As Google search matures, it’s growing increasingly difficult to outsmart its search algorithms. The moment marketers devise a way past Google’s algorithmic sentries, its army of computer scientists work to plug the gap. That’s why, says Search Engine Optimization (SEO) whizz David Cato, the best long-term SEO strategy should be an integrated, cross-channel marketing drive that gets all of a company’s marketing and communications departments pulling in the same direction. That means SEO working with the social team, working with public relations, working with PPC, and working with offline media buysAt the core of this strategy is a master keyword list; keywords are the words and phrases web users search to find specific information. PR professionals need to have access to and incorporate the client’s master keyword list so that their online promotional articles and press releases are found during web searches, which hopefully either directly or indirectly link back to the client’s website. When you are obtaining references (and links) from a variety of sources all linked to your other marketing channels, while creating interesting and meaningful content, that goes beyond just good SEO. It’s also good marketing.
Search marketing is a complex issue, but the answer can be simple: content really is king. While the changes Google continues to implement in its algorithm will force nefarious marketers to change tactics, they will also reward businesses whose sites feature organic, relevant and informative content. Hopefully, this describes your clients. If your clients’ blog posts, news releases, and media and social-media hits are generating quality links to their sites, Google’s new search bots will reward them with good traffic – and a higher quality score which leads to improved search ranking.

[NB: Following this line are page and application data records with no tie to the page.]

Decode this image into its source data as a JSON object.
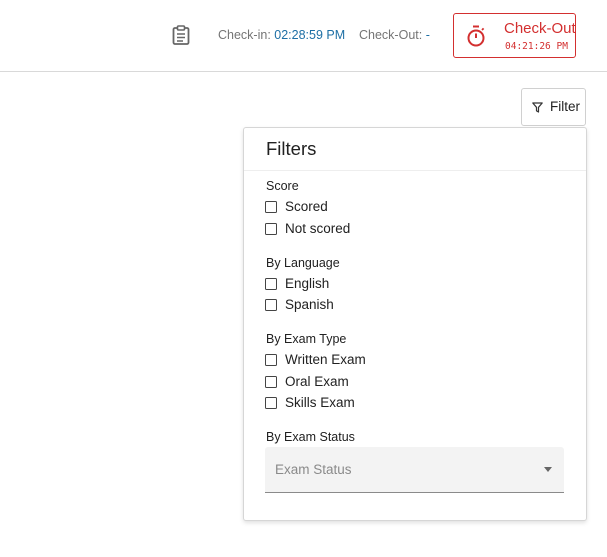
{
  "header": {
    "clipboard_icon": "clipboard-icon",
    "checkin_label": "Check-in:",
    "checkin_time": "02:28:59 PM",
    "checkout_label": "Check-Out:",
    "checkout_value": "-",
    "checkout_button": {
      "icon": "stopwatch-icon",
      "title": "Check-Out",
      "time": "04:21:26 PM",
      "color": "#d32f2f"
    },
    "accent_color": "#1d6fa5"
  },
  "filter_button": {
    "icon": "filter-funnel-icon",
    "label": "Filter"
  },
  "filters_panel": {
    "title": "Filters",
    "sections": [
      {
        "label": "Score",
        "options": [
          {
            "label": "Scored",
            "checked": false
          },
          {
            "label": "Not scored",
            "checked": false
          }
        ]
      },
      {
        "label": "By Language",
        "options": [
          {
            "label": "English",
            "checked": false
          },
          {
            "label": "Spanish",
            "checked": false
          }
        ]
      },
      {
        "label": "By Exam Type",
        "options": [
          {
            "label": "Written Exam",
            "checked": false
          },
          {
            "label": "Oral Exam",
            "checked": false
          },
          {
            "label": "Skills Exam",
            "checked": false
          }
        ]
      }
    ],
    "exam_status": {
      "label": "By Exam Status",
      "placeholder": "Exam Status",
      "icon": "chevron-down-icon"
    }
  }
}
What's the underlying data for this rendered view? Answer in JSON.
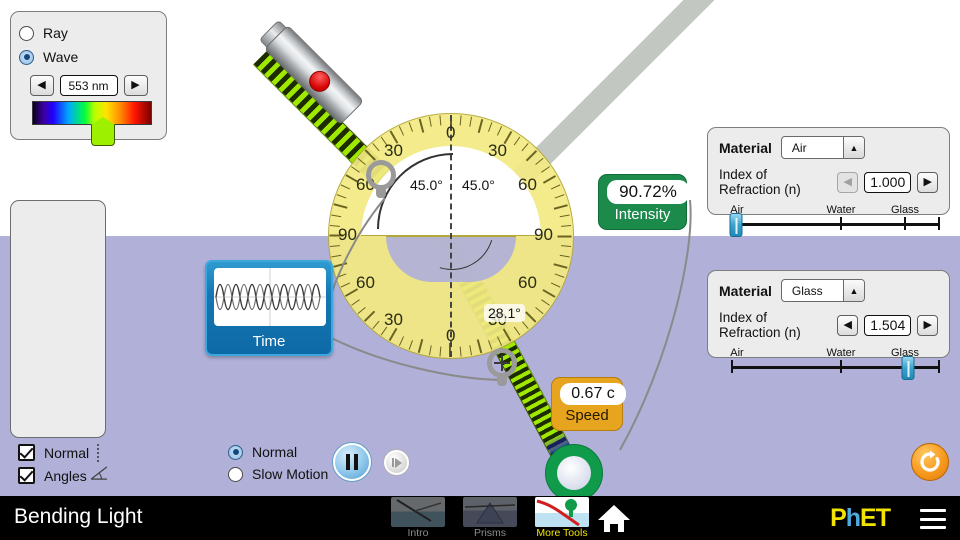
{
  "app": {
    "title": "Bending Light",
    "sim_name": "PhET"
  },
  "wavelength_panel": {
    "ray_label": "Ray",
    "wave_label": "Wave",
    "selected": "Wave",
    "wavelength_value": "553 nm",
    "decrement_label": "◀",
    "increment_label": "▶",
    "spectrum_thumb_color": "#9cf000"
  },
  "protractor": {
    "incident_angle": "45.0°",
    "reflected_angle": "45.0°",
    "refracted_angle": "28.1°",
    "scale_labels_top": [
      "30",
      "0",
      "30"
    ],
    "scale_labels_mid": [
      "60",
      "60"
    ],
    "scale_labels_side": [
      "90",
      "90"
    ],
    "scale_labels_lowmid": [
      "60",
      "60"
    ],
    "scale_labels_bottom": [
      "30",
      "0",
      "30"
    ]
  },
  "readouts": {
    "intensity": {
      "value": "90.72%",
      "caption": "Intensity",
      "color": "#1b8a4a"
    },
    "speed": {
      "value": "0.67 c",
      "caption": "Speed",
      "color": "#e7a41f"
    }
  },
  "time_chart": {
    "label": "Time"
  },
  "materials": {
    "top": {
      "material_label": "Material",
      "material_value": "Air",
      "index_label": "Index of Refraction (n)",
      "index_value": "1.000",
      "decrement_label": "◀",
      "increment_label": "▶",
      "ticks": [
        "Air",
        "Water",
        "Glass"
      ],
      "thumb_percent": 1
    },
    "bottom": {
      "material_label": "Material",
      "material_value": "Glass",
      "index_label": "Index of Refraction (n)",
      "index_value": "1.504",
      "decrement_label": "◀",
      "increment_label": "▶",
      "ticks": [
        "Air",
        "Water",
        "Glass"
      ],
      "thumb_percent": 81
    }
  },
  "view_options": {
    "normal_label": "Normal",
    "normal_checked": true,
    "angles_label": "Angles",
    "angles_checked": true
  },
  "speed_options": {
    "normal_label": "Normal",
    "slow_motion_label": "Slow Motion",
    "selected": "Normal"
  },
  "playback": {
    "pause_name": "pause",
    "step_name": "step-forward"
  },
  "reset": {
    "label": "reset-all"
  },
  "navbar": {
    "title": "Bending Light",
    "tabs": [
      {
        "label": "Intro",
        "active": false
      },
      {
        "label": "Prisms",
        "active": false
      },
      {
        "label": "More Tools",
        "active": true
      }
    ],
    "home_icon": "home-icon",
    "menu_icon": "hamburger-icon",
    "logo_text_1": "P",
    "logo_text_2": "h",
    "logo_text_3": "ET"
  },
  "colors": {
    "sky": "#ffffff",
    "glass": "#b0b0d8",
    "protractor": "#f3ea84",
    "laser_beam": "#9fe800",
    "reflected_beam": "#c3c7c1",
    "accent_blue": "#3ba2cd",
    "nav_active": "#f2e300"
  }
}
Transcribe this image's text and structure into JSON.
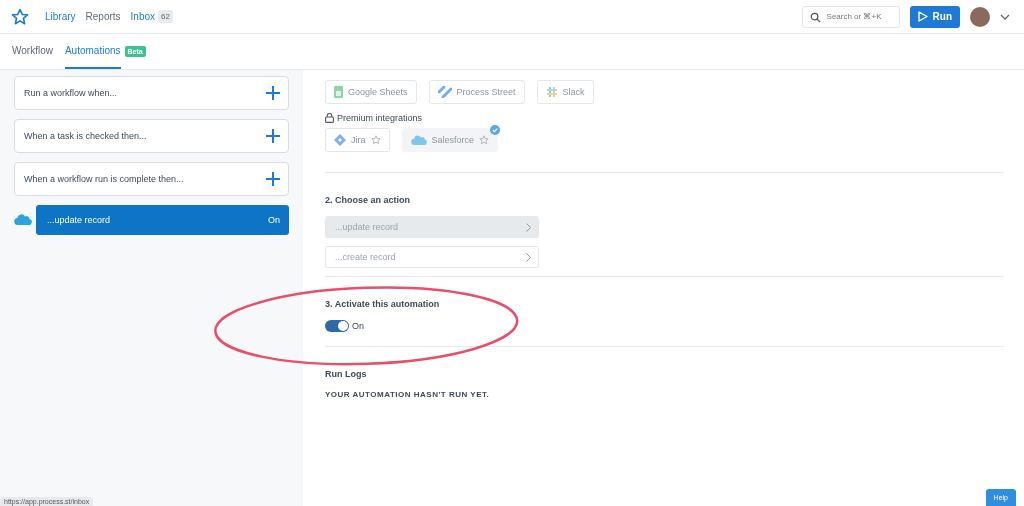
{
  "nav": {
    "links": [
      {
        "label": "Library",
        "selected": true
      },
      {
        "label": "Reports",
        "selected": false
      },
      {
        "label": "Inbox",
        "selected": true,
        "badge": "62"
      }
    ],
    "search": {
      "placeholder": "Search or ⌘+K"
    },
    "run_button": "Run"
  },
  "tabs": [
    {
      "label": "Workflow",
      "selected": false
    },
    {
      "label": "Automations",
      "selected": true,
      "badge": "Beta"
    }
  ],
  "sidebar": {
    "triggers": [
      "Run a workflow when...",
      "When a task is checked then...",
      "When a workflow run is complete then..."
    ],
    "automation": {
      "label": "...update record",
      "status": "On"
    }
  },
  "integrations": {
    "apps": [
      {
        "kind": "sheets",
        "label": "Google Sheets"
      },
      {
        "kind": "process-street",
        "label": "Process Street"
      },
      {
        "kind": "slack",
        "label": "Slack"
      }
    ],
    "premium_label": "Premium integrations",
    "premium": [
      {
        "kind": "jira",
        "label": "Jira",
        "selected": false
      },
      {
        "kind": "salesforce",
        "label": "Salesforce",
        "selected": true
      }
    ]
  },
  "action": {
    "title": "2. Choose an action",
    "options": [
      {
        "label": "...update record",
        "selected": true
      },
      {
        "label": "...create record",
        "selected": false
      }
    ]
  },
  "activate": {
    "title": "3. Activate this automation",
    "on": true,
    "label": "On"
  },
  "run_logs": {
    "title": "Run Logs",
    "message": "YOUR AUTOMATION HASN'T RUN YET."
  },
  "help": "Help",
  "status_url": "https://app.process.st/inbox"
}
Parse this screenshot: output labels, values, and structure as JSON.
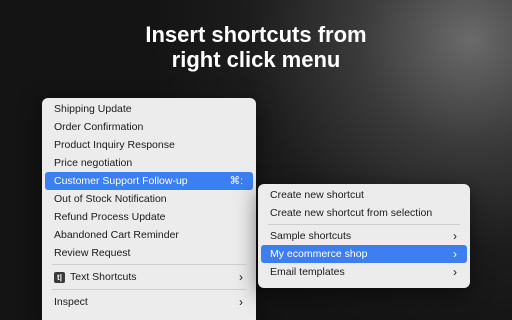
{
  "headline": {
    "line1": "Insert shortcuts from",
    "line2": "right click menu"
  },
  "main_menu": {
    "items": [
      {
        "label": "Shipping Update"
      },
      {
        "label": "Order Confirmation"
      },
      {
        "label": "Product Inquiry Response"
      },
      {
        "label": "Price negotiation"
      },
      {
        "label": "Customer Support Follow-up",
        "shortcut": "⌘:",
        "highlighted": true
      },
      {
        "label": "Out of Stock Notification"
      },
      {
        "label": "Refund Process Update"
      },
      {
        "label": "Abandoned Cart Reminder"
      },
      {
        "label": "Review Request"
      }
    ],
    "text_shortcuts": {
      "label": "Text Shortcuts",
      "icon": "text-shortcuts-app-icon",
      "icon_glyph": "t|"
    },
    "inspect": {
      "label": "Inspect"
    }
  },
  "sub_menu": {
    "items": [
      {
        "label": "Create new shortcut"
      },
      {
        "label": "Create new shortcut from selection"
      },
      {
        "label": "Sample shortcuts",
        "submenu": true
      },
      {
        "label": "My ecommerce shop",
        "submenu": true,
        "highlighted": true
      },
      {
        "label": "Email templates",
        "submenu": true
      }
    ]
  },
  "colors": {
    "highlight": "#3d7ff3",
    "menu_background": "#ececec",
    "headline_text": "#ffffff"
  },
  "chevron_glyph": "›"
}
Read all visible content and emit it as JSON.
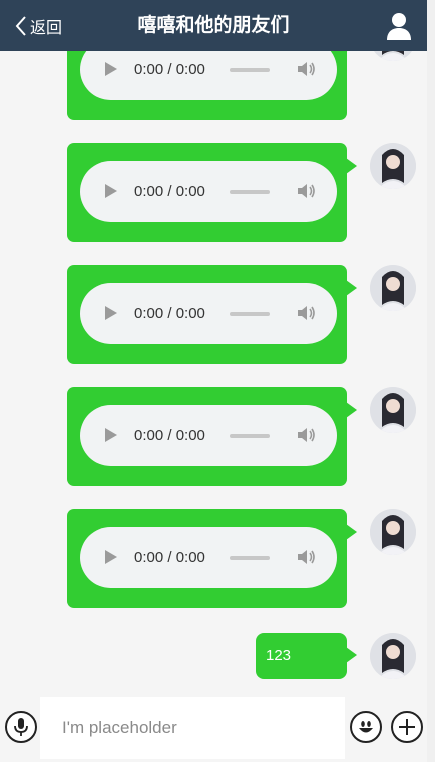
{
  "header": {
    "back_label": "返回",
    "title": "嘻嘻和他的朋友们"
  },
  "messages": [
    {
      "type": "audio",
      "time": "0:00 / 0:00"
    },
    {
      "type": "audio",
      "time": "0:00 / 0:00"
    },
    {
      "type": "audio",
      "time": "0:00 / 0:00"
    },
    {
      "type": "audio",
      "time": "0:00 / 0:00"
    },
    {
      "type": "audio",
      "time": "0:00 / 0:00"
    },
    {
      "type": "text",
      "text": "123"
    }
  ],
  "input": {
    "placeholder": "I'm placeholder",
    "value": ""
  },
  "icons": {
    "back": "chevron-left-icon",
    "user": "user-icon",
    "play": "play-icon",
    "volume": "volume-icon",
    "mic": "microphone-icon",
    "emoji": "smiley-icon",
    "plus": "plus-icon"
  },
  "colors": {
    "header": "#2f4358",
    "bubble": "#32cd32",
    "background": "#f5f5f5",
    "audio_player": "#f1f3f4"
  }
}
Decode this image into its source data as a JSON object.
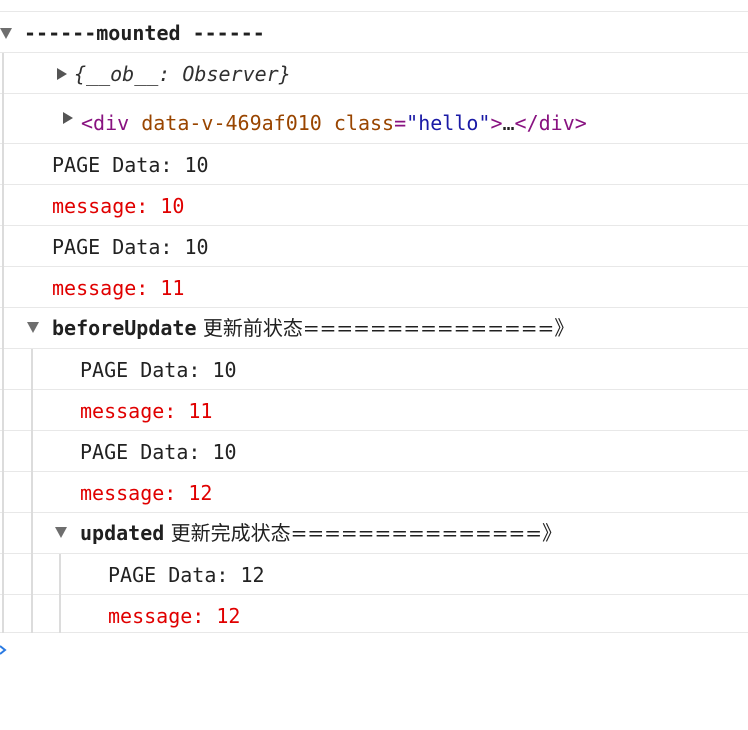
{
  "console": {
    "group_mounted": {
      "label": "------mounted ------",
      "observer_line": "{__ob__: Observer}",
      "element_line": {
        "open_tag": "<div",
        "attr1_name": "data-v-469af010",
        "attr2_name": "class",
        "equals": "=",
        "attr2_value": "\"hello\"",
        "gt": ">",
        "ellipsis": "…",
        "close_tag": "</div>"
      },
      "lines": [
        {
          "text": "PAGE Data: 10",
          "level": "log"
        },
        {
          "text": "message: 10",
          "level": "red"
        },
        {
          "text": "PAGE Data: 10",
          "level": "log"
        },
        {
          "text": "message: 11",
          "level": "red"
        }
      ]
    },
    "group_before_update": {
      "label": "beforeUpdate",
      "suffix": " 更新前状态===============》",
      "lines": [
        {
          "text": "PAGE Data: 10",
          "level": "log"
        },
        {
          "text": "message: 11",
          "level": "red"
        },
        {
          "text": "PAGE Data: 10",
          "level": "log"
        },
        {
          "text": "message: 12",
          "level": "red"
        }
      ]
    },
    "group_updated": {
      "label": "updated",
      "suffix": " 更新完成状态===============》",
      "lines": [
        {
          "text": "PAGE Data: 12",
          "level": "log"
        },
        {
          "text": "message: 12",
          "level": "red"
        }
      ]
    }
  },
  "colors": {
    "error_red": "#e00000",
    "tag_purple": "#881280",
    "attr_brown": "#994500",
    "value_blue": "#1a1aa6",
    "prompt_blue": "#2a7ae2"
  }
}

Matt Cutts, Google’s enforcer and the head of Google’s Webspam team, suggests the following practices for composing and posting a website which is likely to achieve favorable page positions:
- Write quality content
- Attract natural (not paid) links to the content
- Encourage engagement and sharing on the site
- Build your Page Rank using quality criteria
- Attract mentions and links from other legitimate and relevant web sties
- Develop a content strategy that generates engagement and regular interaction (as opposed to paid media)
Finally, don’t just try to sell visitors who come to your or your client’s site. Educate them. Engage them. Google is truly interested and seriously invested in providing people who use their search with results that deliver what they are looking for quickly. Provide a good user experience while you do that and your visitors will backlink your site and tell other people about it. Which then improves your ranking. It’s a slow but reliable path to the top of search. And search is everything.
Posted by Guest, Petra Luedemann, a member of Evoke Network